Copy every record verbatim. Leave the pictures out.

-----

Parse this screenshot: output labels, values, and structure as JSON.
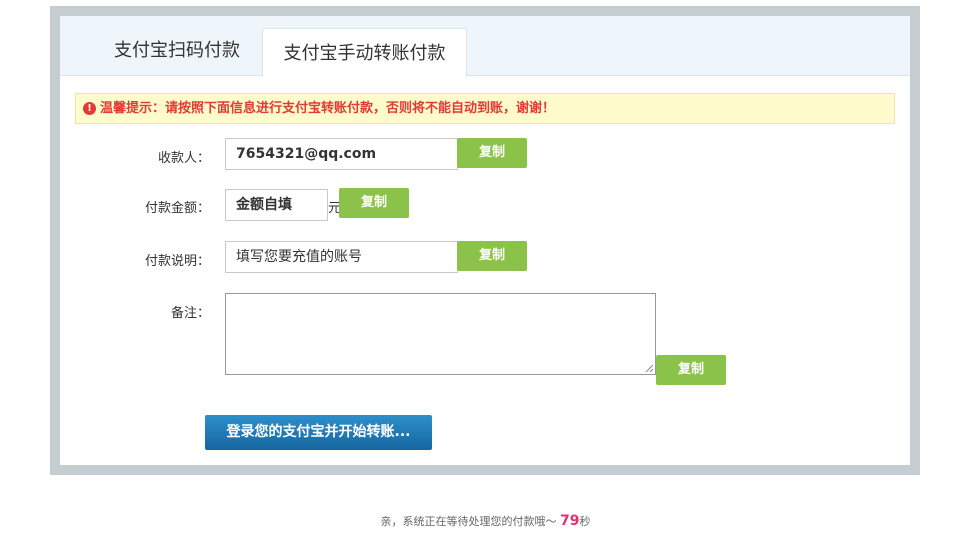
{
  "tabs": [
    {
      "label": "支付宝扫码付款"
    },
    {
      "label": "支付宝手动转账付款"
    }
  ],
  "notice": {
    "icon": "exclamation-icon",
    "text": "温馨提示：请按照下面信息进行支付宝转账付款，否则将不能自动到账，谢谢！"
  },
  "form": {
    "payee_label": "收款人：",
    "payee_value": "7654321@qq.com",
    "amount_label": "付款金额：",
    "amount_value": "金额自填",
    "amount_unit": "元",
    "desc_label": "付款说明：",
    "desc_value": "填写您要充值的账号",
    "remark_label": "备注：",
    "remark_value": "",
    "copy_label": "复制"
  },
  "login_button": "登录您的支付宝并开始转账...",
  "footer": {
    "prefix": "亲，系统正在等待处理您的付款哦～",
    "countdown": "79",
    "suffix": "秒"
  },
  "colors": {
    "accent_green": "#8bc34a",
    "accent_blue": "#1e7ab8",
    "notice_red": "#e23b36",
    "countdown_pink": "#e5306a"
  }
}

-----

ANSWER BOX:
Parse this screenshot: output labels, values, and structure as JSON.
{
  "tabs": [
    {
      "label": "支付宝扫码付款"
    },
    {
      "label": "支付宝手动转账付款"
    }
  ],
  "notice": {
    "icon": "exclamation-icon",
    "text": "温馨提示：请按照下面信息进行支付宝转账付款，否则将不能自动到账，谢谢！"
  },
  "form": {
    "payee_label": "收款人：",
    "payee_value": "7654321@qq.com",
    "amount_label": "付款金额：",
    "amount_value": "金额自填",
    "amount_unit": "元",
    "desc_label": "付款说明：",
    "desc_value": "填写您要充值的账号",
    "remark_label": "备注：",
    "remark_value": "",
    "copy_label": "复制"
  },
  "login_button": "登录您的支付宝并开始转账...",
  "footer": {
    "prefix": "亲，系统正在等待处理您的付款哦～",
    "countdown": "79",
    "suffix": "秒"
  },
  "colors": {
    "accent_green": "#8bc34a",
    "accent_blue": "#1e7ab8",
    "notice_red": "#e23b36",
    "countdown_pink": "#e5306a"
  }
}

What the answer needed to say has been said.